Whether you are a fan of bewigged calligraphy or not, it seems that paper is enjoying a bit of a renaissance: Euromonitor reports that sales of paper stationary grew 9.4% between 2010 and 2015.
But Lawyers aren’t the only ones reluctant to give up on paper in today’s digital age. Even today’s young generation of “digital natives” prefer books to reading on an electronic device.
There is something immensely satisfying about putting pen to paper, taking notes manually, or simply doodling as you listen to a presentation or long meeting.

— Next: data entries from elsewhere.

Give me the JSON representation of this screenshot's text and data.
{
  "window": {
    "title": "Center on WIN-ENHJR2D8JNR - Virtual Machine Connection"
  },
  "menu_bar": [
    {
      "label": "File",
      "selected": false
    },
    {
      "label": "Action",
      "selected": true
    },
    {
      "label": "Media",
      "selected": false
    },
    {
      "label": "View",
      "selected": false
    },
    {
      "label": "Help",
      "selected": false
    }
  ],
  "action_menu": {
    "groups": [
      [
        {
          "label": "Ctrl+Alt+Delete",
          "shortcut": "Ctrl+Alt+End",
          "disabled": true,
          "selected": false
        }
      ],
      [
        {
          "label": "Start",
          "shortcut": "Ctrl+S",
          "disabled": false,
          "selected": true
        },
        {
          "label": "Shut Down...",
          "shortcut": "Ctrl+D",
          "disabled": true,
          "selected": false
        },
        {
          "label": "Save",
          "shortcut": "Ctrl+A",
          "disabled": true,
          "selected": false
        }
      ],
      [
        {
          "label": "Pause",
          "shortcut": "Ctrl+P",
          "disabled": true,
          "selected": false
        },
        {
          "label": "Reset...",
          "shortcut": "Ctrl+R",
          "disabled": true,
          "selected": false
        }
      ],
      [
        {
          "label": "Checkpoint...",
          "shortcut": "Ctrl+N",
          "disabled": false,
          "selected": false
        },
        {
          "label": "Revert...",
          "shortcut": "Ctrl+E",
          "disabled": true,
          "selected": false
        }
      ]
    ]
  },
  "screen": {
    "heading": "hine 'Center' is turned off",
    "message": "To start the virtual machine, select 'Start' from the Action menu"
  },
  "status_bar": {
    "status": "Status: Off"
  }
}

A 2004 paper by Applied Cognitive Psychology concluded that the cognitive effort engaged by notetaking is greater than that of learning and comprehension – suggesting it demands more of one than either of these two activities alone and supporting the assumption that both of these activities are engaged when notetaking.

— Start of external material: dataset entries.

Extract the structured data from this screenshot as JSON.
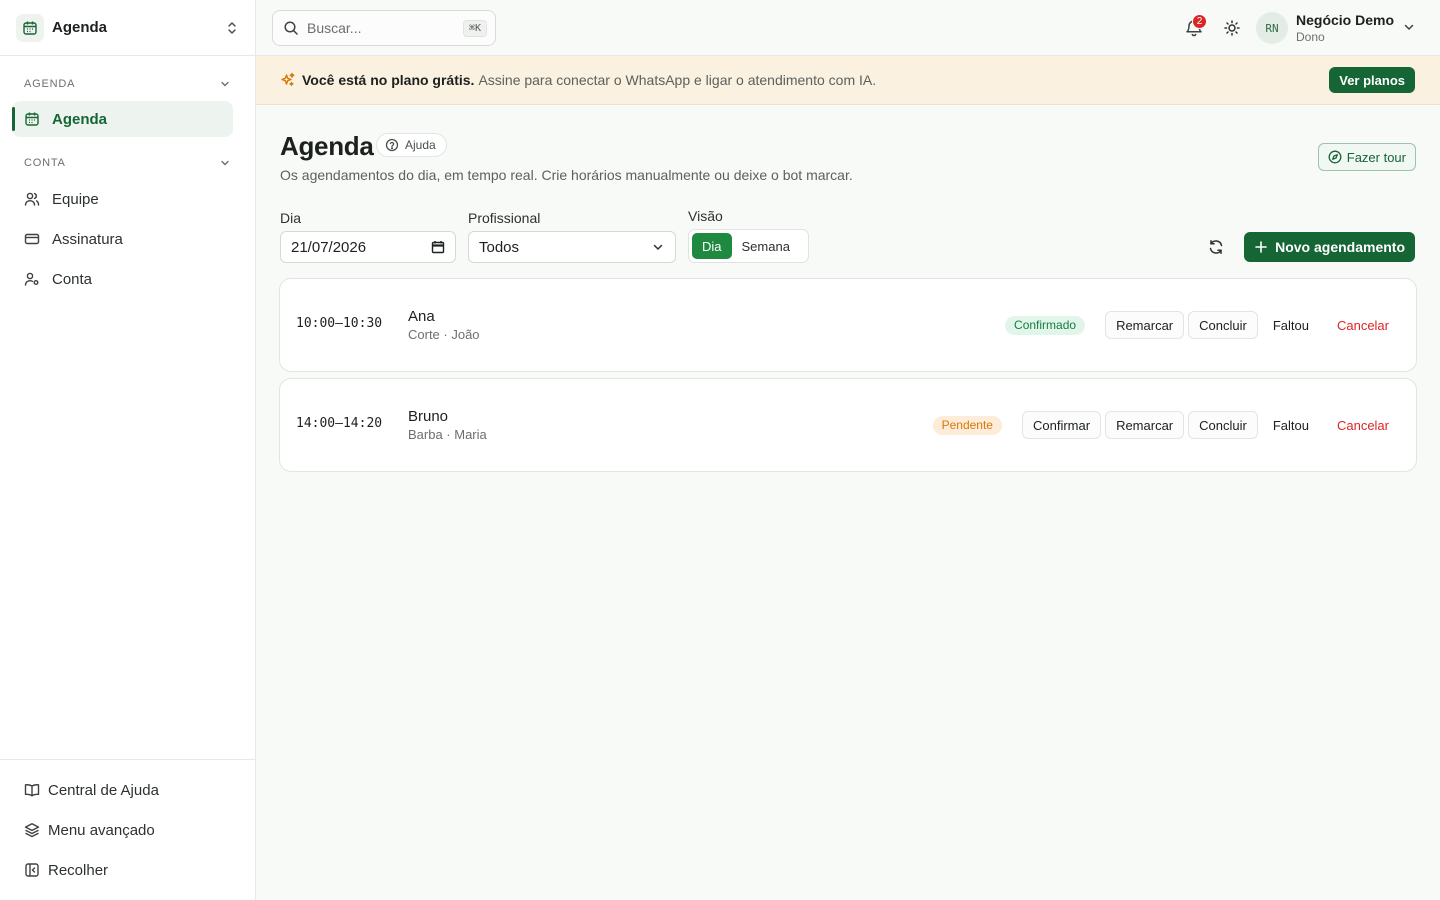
{
  "sidebar": {
    "app_title": "Agenda",
    "sections": [
      {
        "label": "AGENDA",
        "items": [
          {
            "label": "Agenda",
            "icon": "calendar-icon",
            "active": true
          }
        ]
      },
      {
        "label": "CONTA",
        "items": [
          {
            "label": "Equipe",
            "icon": "users-icon"
          },
          {
            "label": "Assinatura",
            "icon": "credit-card-icon"
          },
          {
            "label": "Conta",
            "icon": "user-cog-icon"
          }
        ]
      }
    ],
    "footer": [
      {
        "label": "Central de Ajuda",
        "icon": "book-open-icon"
      },
      {
        "label": "Menu avançado",
        "icon": "layers-icon"
      },
      {
        "label": "Recolher",
        "icon": "panel-left-icon"
      }
    ]
  },
  "topbar": {
    "search_placeholder": "Buscar...",
    "search_shortcut": "⌘K",
    "notifications_count": "2",
    "avatar_initials": "RN",
    "user_name": "Negócio Demo",
    "user_role": "Dono"
  },
  "banner": {
    "bold": "Você está no plano grátis.",
    "text": "Assine para conectar o WhatsApp e ligar o atendimento com IA.",
    "button": "Ver planos"
  },
  "page": {
    "title": "Agenda",
    "help_label": "Ajuda",
    "subtitle": "Os agendamentos do dia, em tempo real. Crie horários manualmente ou deixe o bot marcar.",
    "tour_label": "Fazer tour"
  },
  "filters": {
    "day_label": "Dia",
    "day_value": "21/07/2026",
    "professional_label": "Profissional",
    "professional_value": "Todos",
    "view_label": "Visão",
    "view_options": [
      "Dia",
      "Semana"
    ],
    "view_selected": "Dia",
    "new_button": "Novo agendamento"
  },
  "appointments": [
    {
      "time": "10:00–10:30",
      "client": "Ana",
      "detail": "Corte · João",
      "status": "Confirmado",
      "actions": [
        "Remarcar",
        "Concluir",
        "Faltou",
        "Cancelar"
      ]
    },
    {
      "time": "14:00–14:20",
      "client": "Bruno",
      "detail": "Barba · Maria",
      "status": "Pendente",
      "actions": [
        "Confirmar",
        "Remarcar",
        "Concluir",
        "Faltou",
        "Cancelar"
      ]
    }
  ],
  "colors": {
    "brand": "#166534",
    "accent": "#1f8a3f",
    "danger": "#dc2626",
    "pending": "#d97706",
    "banner_bg": "#faf1e1"
  }
}
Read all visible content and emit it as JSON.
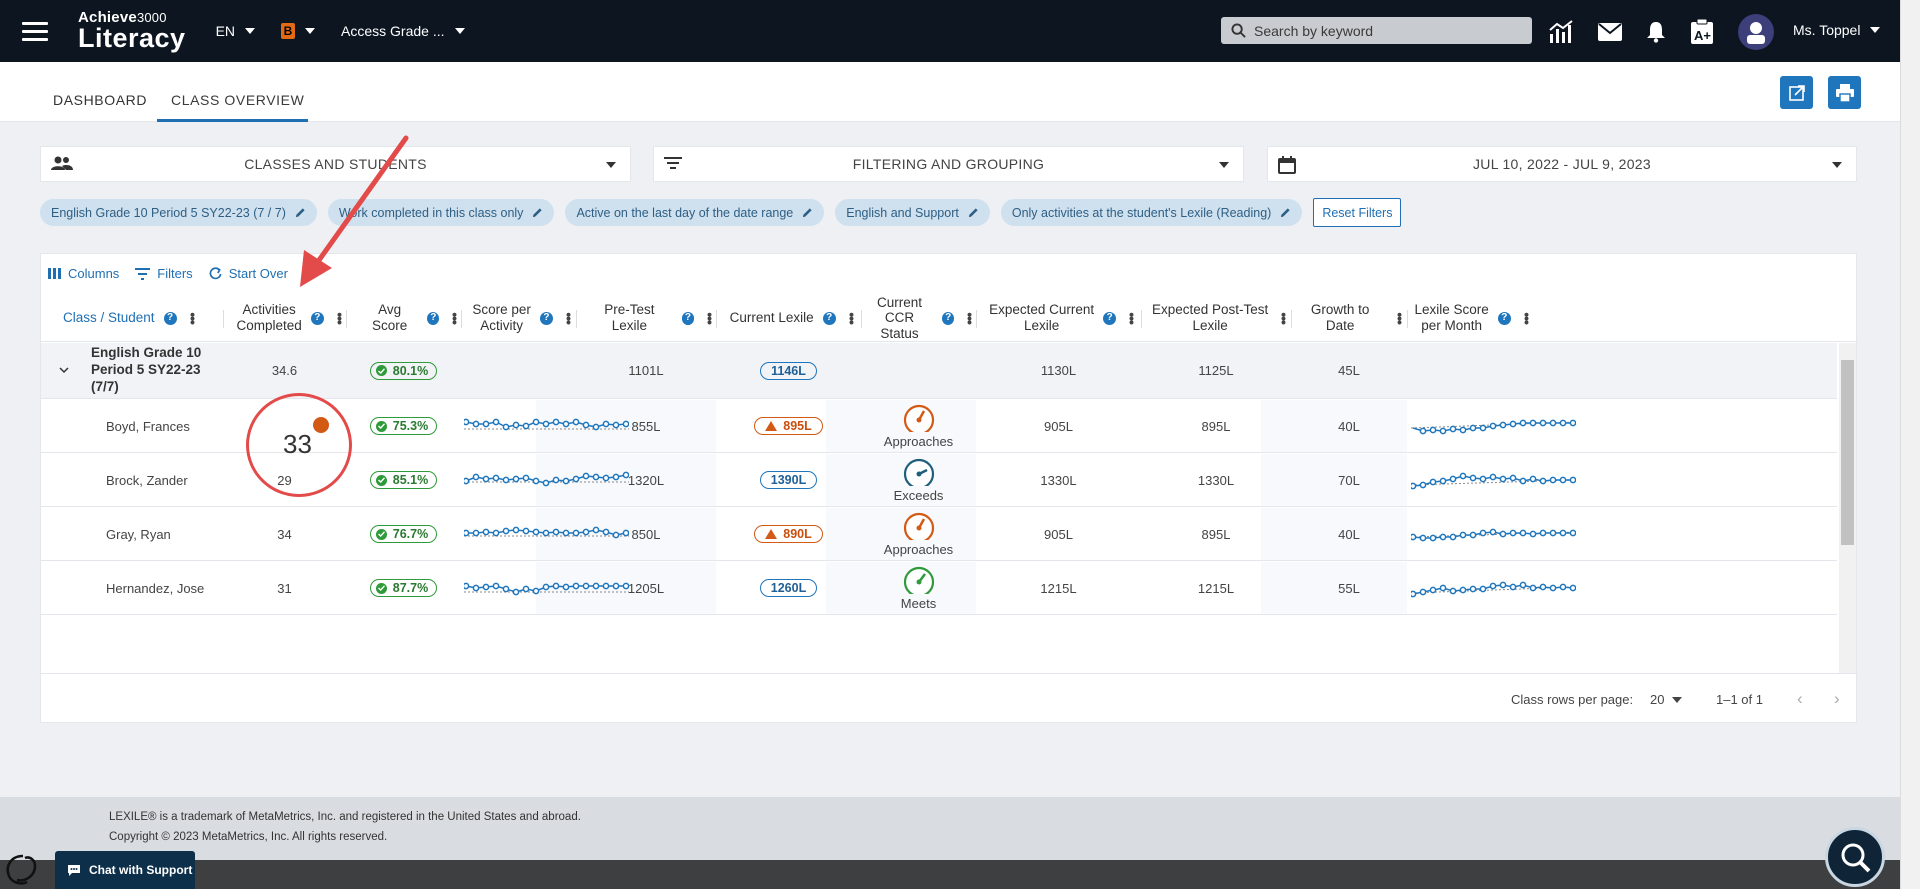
{
  "topbar": {
    "logo_small": "Achieve",
    "logo_small_num": "3000",
    "logo_big": "Literacy",
    "language": "EN",
    "level_badge": "B",
    "grade_selector": "Access Grade ...",
    "search_placeholder": "Search by keyword",
    "user_name": "Ms. Toppel"
  },
  "tabs": [
    {
      "label": "DASHBOARD"
    },
    {
      "label": "CLASS OVERVIEW"
    }
  ],
  "filters": {
    "classes": "CLASSES AND STUDENTS",
    "filtering": "FILTERING AND GROUPING",
    "date_range": "JUL 10, 2022 - JUL 9, 2023"
  },
  "chips": [
    "English Grade 10 Period 5 SY22-23 (7 / 7)",
    "Work completed in this class only",
    "Active on the last day of the date range",
    "English and Support",
    "Only activities at the student's Lexile (Reading)"
  ],
  "reset_label": "Reset Filters",
  "toolbar": {
    "columns": "Columns",
    "filters": "Filters",
    "start_over": "Start Over"
  },
  "columns": {
    "c1": "Class / Student",
    "c2a": "Activities",
    "c2b": "Completed",
    "c3": "Avg Score",
    "c4a": "Score per",
    "c4b": "Activity",
    "c5": "Pre-Test Lexile",
    "c6": "Current Lexile",
    "c7a": "Current",
    "c7b": "CCR Status",
    "c8a": "Expected Current",
    "c8b": "Lexile",
    "c9a": "Expected Post-Test",
    "c9b": "Lexile",
    "c10": "Growth to Date",
    "c11a": "Lexile Score",
    "c11b": "per Month"
  },
  "class_row": {
    "name_l1": "English Grade 10",
    "name_l2": "Period 5 SY22-23",
    "name_l3": "(7/7)",
    "activities": "34.6",
    "avg_score": "80.1%",
    "pretest": "1101L",
    "current": "1146L",
    "expected_current": "1130L",
    "expected_post": "1125L",
    "growth": "45L"
  },
  "students": [
    {
      "name": "Boyd, Frances",
      "activities": "33",
      "avg": "75.3%",
      "pretest": "855L",
      "current": "895L",
      "current_warn": true,
      "ccr": "Approaches",
      "exp_cur": "905L",
      "exp_post": "895L",
      "growth": "40L"
    },
    {
      "name": "Brock, Zander",
      "activities": "29",
      "avg": "85.1%",
      "pretest": "1320L",
      "current": "1390L",
      "current_warn": false,
      "ccr": "Exceeds",
      "exp_cur": "1330L",
      "exp_post": "1330L",
      "growth": "70L"
    },
    {
      "name": "Gray, Ryan",
      "activities": "34",
      "avg": "76.7%",
      "pretest": "850L",
      "current": "890L",
      "current_warn": true,
      "ccr": "Approaches",
      "exp_cur": "905L",
      "exp_post": "895L",
      "growth": "40L"
    },
    {
      "name": "Hernandez, Jose",
      "activities": "31",
      "avg": "87.7%",
      "pretest": "1205L",
      "current": "1260L",
      "current_warn": false,
      "ccr": "Meets",
      "exp_cur": "1215L",
      "exp_post": "1215L",
      "growth": "55L"
    }
  ],
  "pagination": {
    "label": "Class rows per page:",
    "per_page": "20",
    "range": "1–1 of 1"
  },
  "footer": {
    "line1": "LEXILE® is a trademark of MetaMetrics, Inc. and registered in the United States and abroad.",
    "line2": "Copyright © 2023 MetaMetrics, Inc. All rights reserved."
  },
  "chat_label": "Chat with Support",
  "colors": {
    "topbar": "#0c1520",
    "accent": "#1f76bd",
    "approaches": "#d25a14",
    "exceeds": "#1f5f7a",
    "meets": "#2f9a3a",
    "annotation": "#e34a4a"
  }
}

Other studies have shown that writing things down helps us to remember and also with the later recall of that information.
Aside from the “tactile delight” of writing by hand, it is – simply – more meaningful.
And it seems that the greater meaning to be found in your scribbles is true for both for us, as writers, and for the recipients of our endeavours.
A new study by the University of California and e-signature program eSign Live has uncovered some interesting discrepancies between our approval rates for types of electronic documents.
While 75% of us prefer digital bills, and a huge 97% of us prefer digital bank statements, the numbers are reversed when it comes to sending greeting cards. Here, 72% of us would prefer to send a traditional paper greeting card than an email or digital card.
Sending a paper card has a permanence and a meaningfulness that an ecard lacks. Taking the time to choose the card, handwrite the note and mail it is an act of love; and the card can be displayed and treasured by its recipient.
Both in terms of our own memories and those of our family and friends, putting pen to paper is simply more meaningful.